A sleek car glides past the undulating hedgerows of a country lane. The only sounds it makes are snatches of Vivaldi from the stereo, and the exhaust pipe emits nothing more noxious than water vapour. As it passes, a cloud of butterflies takes flight into the clean summer air.
Proponents of hydrogen-powered vehicles have long envisioned this as the future of motoring. But today, that dream is almost as distant as ever – and increasingly serves as a distraction in the quest to cut greenhouse gas emissions by replacing petrol.
At first glance, hydrogen looks like a suitable alternative. It has a higher energy density (by mass) than petrol, and could be distributed to filling stations through pipelines. And although specially designed internal combustion engines can burn hydrogen directly, hydrogen is even more efficient when it drives a fuel cell to generate electricity.
A decade ago, governments and funding agencies drew up ambitious plans to develop cheaper fuel cells and to enable cars to store practicable quantities of hydrogen. In 2003, President George Bush committed $720 million to the research effort. But by 2009, it was clear that hydrogen was no quick fix, and US energy secretary Steven Chu diverted much of the funding into battery research. It was the right move.
When the ‘hydrogen economy’ concept was coined in the early 1970s, advocates such as electrochemist John Bockris1 expected cheap, plentiful nuclear power to produce hydrogen by electrolysing water. Using hydrogen as an energy carrier in this way made sense at the time – power-line losses made hydrogen a more efficient way to move energy over long distances, and battery technology simply wasn’t good enough propel electric vehicles much faster or further than a milk float.
But nuclear accidents, although extremely rare, have made many governments wary of investing in extra nuclear power stations. And they have also exposed the hidden costs of nuclear power: cleaning up the accidents and dealing with radioactive waste.
So, instead, more than 90% of the world’s hydrogen is produced from fossil fuels, through steam reforming of natural gas, for example, which also produces carbon dioxide.

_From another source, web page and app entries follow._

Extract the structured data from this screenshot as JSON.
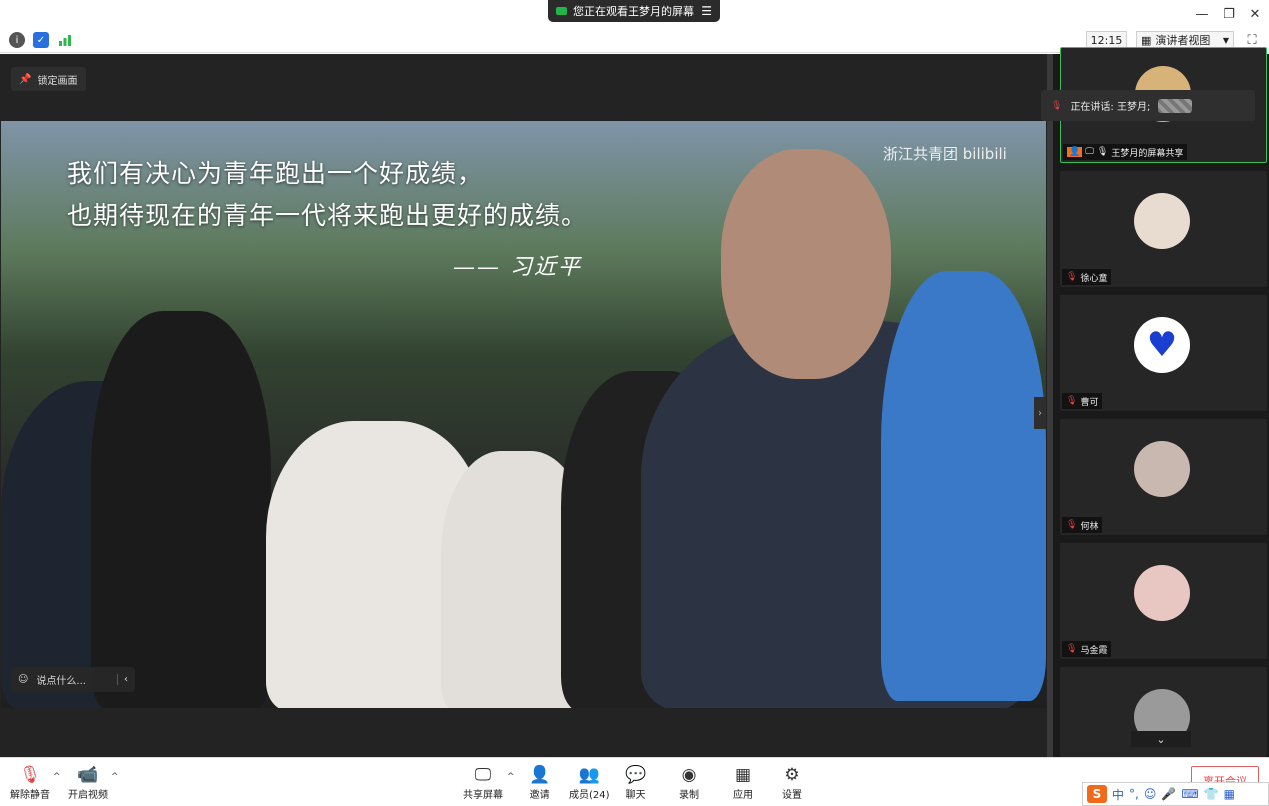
{
  "titlebar": {
    "share_banner": "您正在观看王梦月的屏幕",
    "menu_glyph": "☰",
    "minimize": "—",
    "restore": "❐",
    "close": "✕"
  },
  "toolbar": {
    "clock": "12:15",
    "view_mode": "演讲者视图",
    "info_glyph": "i",
    "security_glyph": "✓"
  },
  "stage": {
    "lock_label": "锁定画面",
    "chat_placeholder": "说点什么...",
    "chat_collapse": "‹",
    "scroll_right": "›",
    "shared_content": {
      "quote_line1": "我们有决心为青年跑出一个好成绩，",
      "quote_line2": "也期待现在的青年一代将来跑出更好的成绩。",
      "signature": "—— 习近平",
      "watermark": "浙江共青团 bilibili"
    }
  },
  "side_panel": {
    "speaking_popup": "正在讲话: 王梦月;",
    "tiles": [
      {
        "name": "王梦月的屏幕共享",
        "avatar_color": "#d7b37a",
        "active": true
      },
      {
        "name": "徐心童",
        "avatar_color": "#e7dccf",
        "active": false
      },
      {
        "name": "曹可",
        "avatar_color": "#ffffff",
        "active": false
      },
      {
        "name": "何林",
        "avatar_color": "#c9b8b0",
        "active": false
      },
      {
        "name": "马金霞",
        "avatar_color": "#e8c7c2",
        "active": false
      },
      {
        "name": "",
        "avatar_color": "#9a9a9a",
        "active": false
      }
    ],
    "scroll_down": "⌄"
  },
  "bottombar": {
    "unmute": "解除静音",
    "start_video": "开启视频",
    "share_screen": "共享屏幕",
    "invite": "邀请",
    "members": "成员(24)",
    "chat": "聊天",
    "record": "录制",
    "apps": "应用",
    "settings": "设置",
    "end_meeting": "离开会议",
    "caret": "^"
  },
  "ime": {
    "logo": "S",
    "mode": "中",
    "punct": "°,",
    "emoji": "☺",
    "mic": "🎤",
    "keyboard": "⌨"
  }
}
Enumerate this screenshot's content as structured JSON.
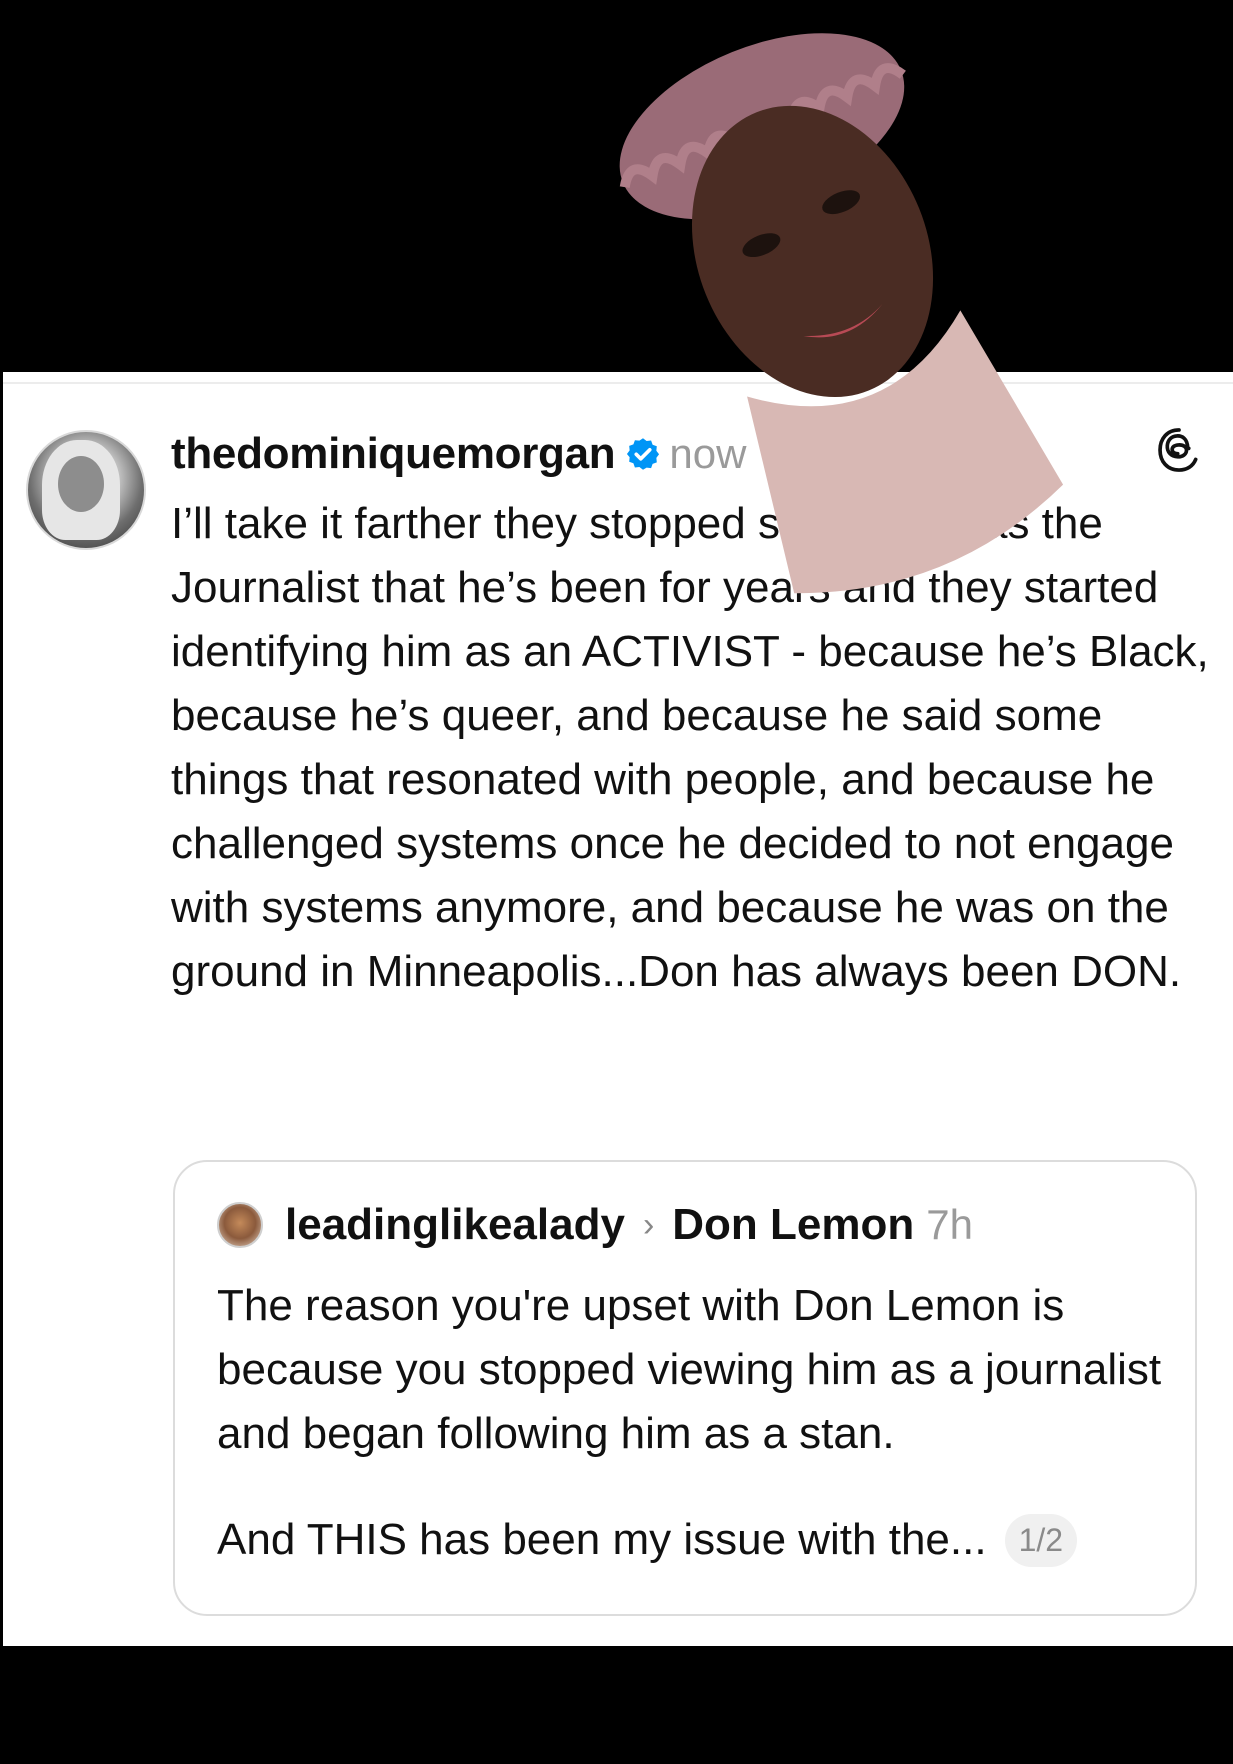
{
  "post": {
    "username": "thedominiquemorgan",
    "timestamp": "now",
    "text": "I’ll take it farther they stopped seeing him as the Journalist that he’s been for years and they started identifying him as an ACTIVIST - because he’s Black, because he’s queer, and because he said some things that resonated with people, and because he challenged systems once he decided to not engage with systems anymore, and because he was on the ground in Minneapolis...Don has always been DON."
  },
  "quote": {
    "username": "leadinglikealady",
    "target": "Don Lemon",
    "timestamp": "7h",
    "text": "The reason you're upset with Don Lemon is because you stopped viewing him as a journalist and began following him as a stan.",
    "more_text": "And THIS has been my issue with the...",
    "page_indicator": "1/2"
  },
  "icons": {
    "verified": "verified-badge-icon",
    "threads": "threads-logo-icon",
    "chevron": "chevron-right-icon"
  },
  "colors": {
    "background": "#000000",
    "card": "#ffffff",
    "text": "#111111",
    "muted": "#9a9a9a",
    "verified": "#0095f6"
  }
}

That carbon dioxide could be sequestered underground, but it isn’t, because carbon capture and storage technology is not sufficiently well developed and the costs are astronomical.

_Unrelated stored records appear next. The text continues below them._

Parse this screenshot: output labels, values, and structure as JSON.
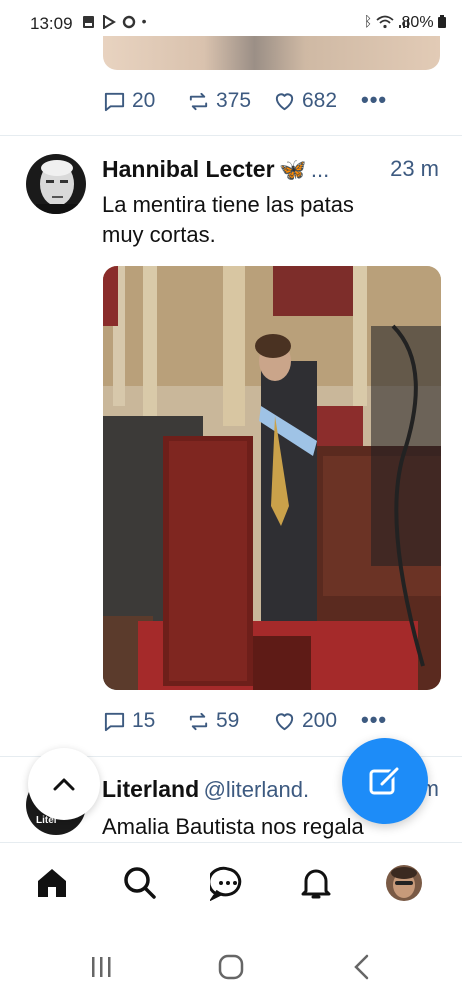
{
  "status_bar": {
    "time": "13:09",
    "notification_icons": [
      "pdf-icon",
      "play-icon",
      "sync-icon",
      "dot"
    ],
    "battery": "80%",
    "system_icons": [
      "bluetooth-icon",
      "wifi-icon",
      "signal-icon"
    ]
  },
  "previous_post": {
    "replies": "20",
    "reposts": "375",
    "likes": "682"
  },
  "post": {
    "author": "Hannibal Lecter",
    "emoji": "🦋",
    "ellipsis": "...",
    "time": "23 m",
    "text_line1": "La mentira tiene las patas",
    "text_line2": "muy cortas.",
    "replies": "15",
    "reposts": "59",
    "likes": "200"
  },
  "next_post": {
    "author": "Literland",
    "handle": "@literland.",
    "time_partial": "m",
    "text": "Amalia Bautista nos regala",
    "avatar_text": "Liter"
  },
  "more_label": "•••",
  "nav": [
    "home-icon",
    "search-icon",
    "chat-icon",
    "bell-icon",
    "profile-avatar"
  ],
  "colors": {
    "accent": "#1d8cf8",
    "action": "#3d5a80",
    "text": "#0f1419"
  }
}
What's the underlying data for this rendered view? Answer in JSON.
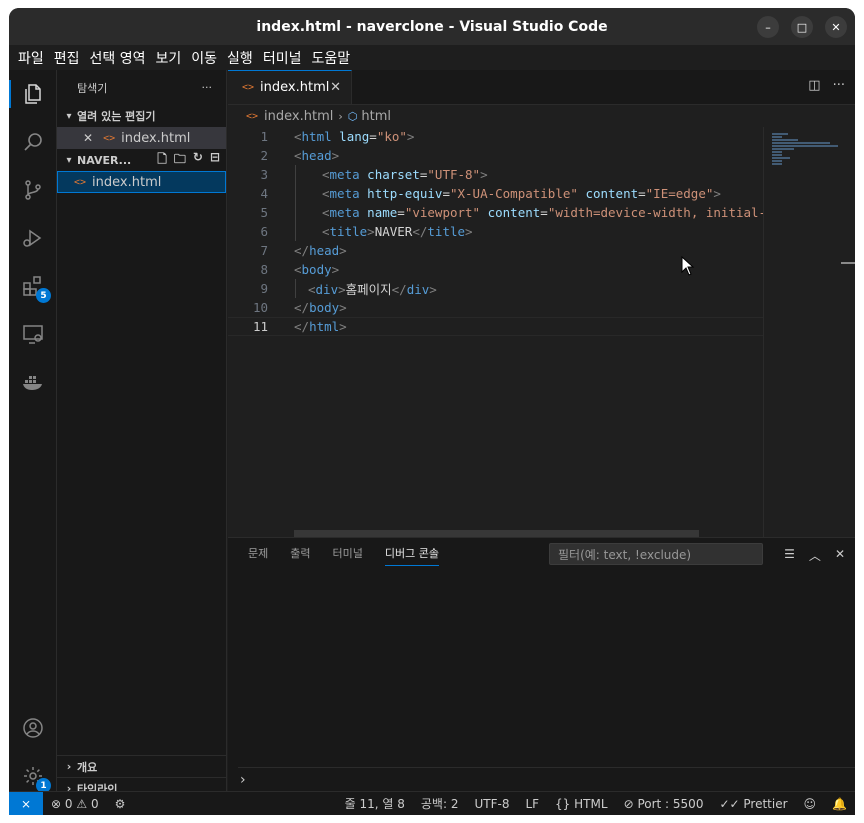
{
  "window": {
    "title": "index.html - naverclone - Visual Studio Code",
    "controls": {
      "minimize": "–",
      "maximize": "□",
      "close": "✕"
    }
  },
  "menubar": [
    "파일",
    "편집",
    "선택 영역",
    "보기",
    "이동",
    "실행",
    "터미널",
    "도움말"
  ],
  "activitybar": {
    "items": [
      {
        "name": "explorer-icon",
        "active": true
      },
      {
        "name": "search-icon"
      },
      {
        "name": "source-control-icon"
      },
      {
        "name": "run-debug-icon"
      },
      {
        "name": "extensions-icon",
        "badge": "5"
      },
      {
        "name": "remote-explorer-icon"
      },
      {
        "name": "docker-icon"
      }
    ],
    "bottom": [
      {
        "name": "accounts-icon"
      },
      {
        "name": "manage-gear-icon",
        "badge": "1"
      }
    ]
  },
  "sidebar": {
    "header": "탐색기",
    "more": "···",
    "open_editors": {
      "title": "열려 있는 편집기",
      "items": [
        {
          "close": "✕",
          "label": "index.html"
        }
      ]
    },
    "folder": {
      "title": "NAVER...",
      "files": [
        {
          "label": "index.html"
        }
      ]
    },
    "outline": "개요",
    "timeline": "타임라인"
  },
  "editor": {
    "tab": {
      "label": "index.html",
      "close": "✕"
    },
    "breadcrumb": {
      "file": "index.html",
      "symbol": "html"
    },
    "current_line": 11,
    "lines": [
      {
        "n": "1",
        "tokens": [
          [
            "br",
            "<"
          ],
          [
            "tag",
            "html"
          ],
          [
            "t",
            " "
          ],
          [
            "attr",
            "lang"
          ],
          [
            "t",
            "="
          ],
          [
            "str",
            "\"ko\""
          ],
          [
            "br",
            ">"
          ]
        ],
        "indent": 0
      },
      {
        "n": "2",
        "tokens": [
          [
            "br",
            "<"
          ],
          [
            "tag",
            "head"
          ],
          [
            "br",
            ">"
          ]
        ],
        "indent": 0
      },
      {
        "n": "3",
        "tokens": [
          [
            "br",
            "<"
          ],
          [
            "tag",
            "meta"
          ],
          [
            "t",
            " "
          ],
          [
            "attr",
            "charset"
          ],
          [
            "t",
            "="
          ],
          [
            "str",
            "\"UTF-8\""
          ],
          [
            "br",
            ">"
          ]
        ],
        "indent": 1
      },
      {
        "n": "4",
        "tokens": [
          [
            "br",
            "<"
          ],
          [
            "tag",
            "meta"
          ],
          [
            "t",
            " "
          ],
          [
            "attr",
            "http-equiv"
          ],
          [
            "t",
            "="
          ],
          [
            "str",
            "\"X-UA-Compatible\""
          ],
          [
            "t",
            " "
          ],
          [
            "attr",
            "content"
          ],
          [
            "t",
            "="
          ],
          [
            "str",
            "\"IE=edge\""
          ],
          [
            "br",
            ">"
          ]
        ],
        "indent": 1
      },
      {
        "n": "5",
        "tokens": [
          [
            "br",
            "<"
          ],
          [
            "tag",
            "meta"
          ],
          [
            "t",
            " "
          ],
          [
            "attr",
            "name"
          ],
          [
            "t",
            "="
          ],
          [
            "str",
            "\"viewport\""
          ],
          [
            "t",
            " "
          ],
          [
            "attr",
            "content"
          ],
          [
            "t",
            "="
          ],
          [
            "str",
            "\"width=device-width, initial-scal"
          ]
        ],
        "indent": 1
      },
      {
        "n": "6",
        "tokens": [
          [
            "br",
            "<"
          ],
          [
            "tag",
            "title"
          ],
          [
            "br",
            ">"
          ],
          [
            "t",
            "NAVER"
          ],
          [
            "br",
            "</"
          ],
          [
            "tag",
            "title"
          ],
          [
            "br",
            ">"
          ]
        ],
        "indent": 1
      },
      {
        "n": "7",
        "tokens": [
          [
            "br",
            "</"
          ],
          [
            "tag",
            "head"
          ],
          [
            "br",
            ">"
          ]
        ],
        "indent": 0
      },
      {
        "n": "8",
        "tokens": [
          [
            "br",
            "<"
          ],
          [
            "tag",
            "body"
          ],
          [
            "br",
            ">"
          ]
        ],
        "indent": 0
      },
      {
        "n": "9",
        "tokens": [
          [
            "br",
            "<"
          ],
          [
            "tag",
            "div"
          ],
          [
            "br",
            ">"
          ],
          [
            "t",
            "홈페이지"
          ],
          [
            "br",
            "</"
          ],
          [
            "tag",
            "div"
          ],
          [
            "br",
            ">"
          ]
        ],
        "indent": 0.5
      },
      {
        "n": "10",
        "tokens": [
          [
            "br",
            "</"
          ],
          [
            "tag",
            "body"
          ],
          [
            "br",
            ">"
          ]
        ],
        "indent": 0
      },
      {
        "n": "11",
        "tokens": [
          [
            "br",
            "</"
          ],
          [
            "tag",
            "html"
          ],
          [
            "br",
            ">"
          ]
        ],
        "indent": 0
      }
    ]
  },
  "panel": {
    "tabs": [
      "문제",
      "출력",
      "터미널",
      "디버그 콘솔"
    ],
    "active_tab": "디버그 콘솔",
    "filter_placeholder": "필터(예: text, !exclude)",
    "prompt": "›"
  },
  "statusbar": {
    "remote": "⨯",
    "errors": "0",
    "warnings": "0",
    "position": "줄 11, 열 8",
    "spaces": "공백: 2",
    "encoding": "UTF-8",
    "eol": "LF",
    "language": "HTML",
    "port": "Port : 5500",
    "prettier": "Prettier"
  }
}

Wind or solar power could be used to drive electrolysis plants, but isn’t that clean electricity better used to feed today’s more efficient power grids, and to charge lithium-ion batteries that far outstrip those available in the 1970s? The fuelling points for battery-powered cars are a relatively simple extension to our existing power grid, and new technology is reducing recharging times.

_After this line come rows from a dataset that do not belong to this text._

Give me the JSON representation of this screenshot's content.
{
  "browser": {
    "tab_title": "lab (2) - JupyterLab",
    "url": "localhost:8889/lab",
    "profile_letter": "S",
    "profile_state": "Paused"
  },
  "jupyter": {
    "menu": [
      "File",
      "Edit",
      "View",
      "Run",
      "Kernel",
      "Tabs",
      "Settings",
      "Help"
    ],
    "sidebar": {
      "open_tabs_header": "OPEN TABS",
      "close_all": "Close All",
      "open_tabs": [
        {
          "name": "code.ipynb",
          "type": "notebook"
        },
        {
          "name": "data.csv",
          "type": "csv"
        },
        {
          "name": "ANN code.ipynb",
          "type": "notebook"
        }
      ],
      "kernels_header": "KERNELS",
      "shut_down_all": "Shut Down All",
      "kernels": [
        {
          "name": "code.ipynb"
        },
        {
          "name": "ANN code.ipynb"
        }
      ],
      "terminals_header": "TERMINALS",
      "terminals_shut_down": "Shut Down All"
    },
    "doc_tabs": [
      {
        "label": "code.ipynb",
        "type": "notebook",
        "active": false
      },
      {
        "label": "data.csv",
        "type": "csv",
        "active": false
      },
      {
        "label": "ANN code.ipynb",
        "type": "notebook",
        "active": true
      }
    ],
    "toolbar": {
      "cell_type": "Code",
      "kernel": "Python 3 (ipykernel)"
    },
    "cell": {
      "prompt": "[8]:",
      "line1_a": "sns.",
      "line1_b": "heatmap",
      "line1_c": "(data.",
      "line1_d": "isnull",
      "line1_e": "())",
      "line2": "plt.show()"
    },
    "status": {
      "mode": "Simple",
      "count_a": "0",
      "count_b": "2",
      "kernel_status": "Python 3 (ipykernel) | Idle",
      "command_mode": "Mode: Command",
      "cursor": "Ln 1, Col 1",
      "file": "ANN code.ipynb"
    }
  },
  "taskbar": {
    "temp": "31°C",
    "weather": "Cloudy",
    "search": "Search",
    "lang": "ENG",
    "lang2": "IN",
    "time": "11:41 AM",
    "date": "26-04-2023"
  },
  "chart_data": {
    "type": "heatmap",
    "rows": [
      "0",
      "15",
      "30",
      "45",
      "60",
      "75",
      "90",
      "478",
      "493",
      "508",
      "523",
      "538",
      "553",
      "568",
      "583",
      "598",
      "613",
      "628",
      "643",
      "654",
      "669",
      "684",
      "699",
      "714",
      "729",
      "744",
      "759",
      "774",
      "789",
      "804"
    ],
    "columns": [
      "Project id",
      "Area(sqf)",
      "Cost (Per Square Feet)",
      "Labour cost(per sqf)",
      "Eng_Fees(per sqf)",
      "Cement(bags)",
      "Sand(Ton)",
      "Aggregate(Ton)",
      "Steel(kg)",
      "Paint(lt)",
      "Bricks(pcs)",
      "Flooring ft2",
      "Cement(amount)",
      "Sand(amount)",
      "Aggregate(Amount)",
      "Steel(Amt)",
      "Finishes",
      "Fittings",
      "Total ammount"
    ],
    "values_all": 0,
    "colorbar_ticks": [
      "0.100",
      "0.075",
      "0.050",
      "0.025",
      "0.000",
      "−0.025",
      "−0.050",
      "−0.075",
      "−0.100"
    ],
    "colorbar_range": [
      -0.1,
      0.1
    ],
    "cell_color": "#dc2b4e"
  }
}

Hydrogen, in contrast, requires an entirely new supply infrastructure. That’s why the only hydrogen car on the road was, until recently, the Honda FCX Clarity; just a few dozen drive around southern California – the only place in the US with a sufficient network of hydrogen filling stations. In February, Hyundai launched its Tucson ix35 hydrogen fuel cell vehicle, and hopes to make 1,000 of them for the European market. Compare that with the European commission’s hydrogen roadmap, which forecasts an incredible 1 million hydrogen fuel cell vehicles by 2020.
Storing hydrogen on board a car also requires expensive pressure vessels or cryogenic systems. Chemists and engineers have worked hard to find alternatives, such as adsorbing hydrogen onto porous materials, or using hydrogen-dense molecules to release hydrogen on demand. For example, Matthias Beller at the University of Rostock, Germany, recently unveiled a ruthenium catalyst that can generate hydrogen from methanol
at a relatively mild 65–95°C.
But while the ruthenium catalyst is a lovely bit of chemistry, it is not a breakthrough for the hydrogen economy: the reaction releases carbon dioxide, which is much harder to capture from millions of cars than it is at a single power station; the catalyst turnover frequency reached 4700h–1, many orders of magnitude from practicability; and it relies on ruthenium, global stocks of which are thought to be only about 5,000 tonnes.
In February, the UKH2Mobility partnership issued a report suggesting that 1.5 million hydrogen-powered vehicles could be on the road in the UK by 2030. Yet even this optimistic report noted that the effort would only reduce carbon dioxide emissions by about 3 million tonnes – less than the world currently emits in one hour.
Hydrogen will undoubtedly find transport niches, but talk of hydrogen powering a substantial proportion of the planet’s billion cars (and counting) is driven more by techno-optimism than evidence. Faster and more significant impacts would come from improving battery technology, investing in clean electricity sources and developing carbon sequestration. The hydrogen economy is alluring, but it is a distraction from the important task of decarbonising our transport system.